Salon reports in a new piece that claims of forged petition signatures for gubernatorial candidates are extensive evidence of fraud and forgery, rather than calling them what they are: part of the normal shouting match that is politics in the raw.
Claims of forged signatures on such candidate petitions to be allowed to run for office are actually the bread and butter of this level of politics, this season in the political cycle. We can show this to be true as well.
“Extensive evidence of fraud and forgery”: Michigan Dems say GOP submitted fake signatures. Challenges seeking to disqualify Republicans allege they submitted names of dead people and unwitting non-voters”
Doesn’t that sound terrible? Except this really is standard behavior. No, not the dead folks voting (that’s Chicago) but the claims of false signatures. As we say, we can even show this. Here are the rules:
…a partisan nominating petition bearing a minimum of 15,000 valid signatures no later than 4:00 p.m. on May 11, 2010. Up to 30,000 signatures can be filed to cover the minimum signature requirement.
Well, why would they allow you to send in twice the number of signatures you need?
Michigan law allows candidates to file up to 30,000 signatures — twice the required amount — and most typically aim for that mark to create a cushion in the event the validity of any signatures is challenged by a competing candidate or another interested individual.
Oh. So challenges – we might even say claims of false signatures, those of dead people – are entirely normal in Michigan primary petitions then.
That is, a claim of fraud and forgery isn’t quite news, it’s par for the course. But Salon runs with that headline and – of course, given Salon’s views – backs the Democrat claim that the Republicans have done this. When, in fact, it’s the claim that is the normality.
Salon is listed as the No. 64 site in the “law and government” section of the media. It’s very much higher up that list in purely progressive circles, very much more important in that crowd. It gains some 9 million visits a month from that position.

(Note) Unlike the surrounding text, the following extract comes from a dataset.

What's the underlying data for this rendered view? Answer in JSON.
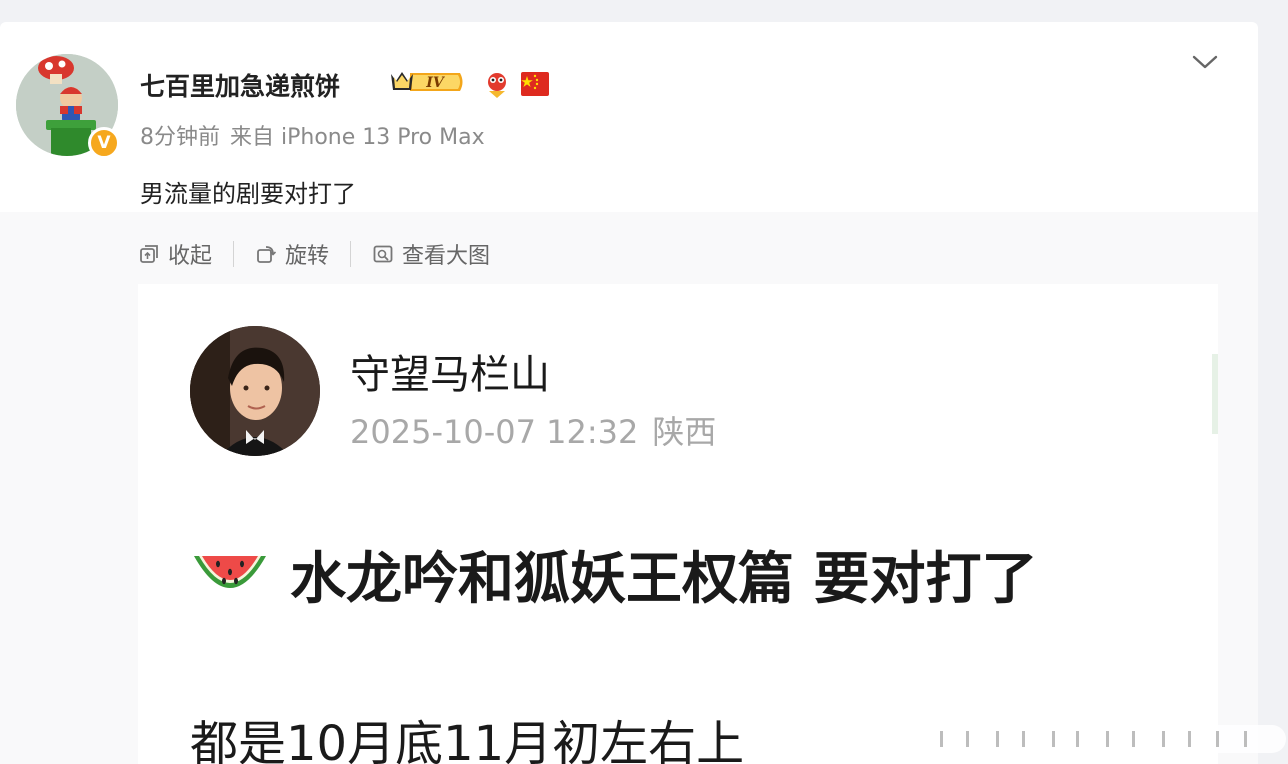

We simply wouldn’t see Salon headlining an R claim that the Ds had been indulging in the same behavior – which is an obvious indication of bias. Bias can come in which stories to cover, not just in how each one is told.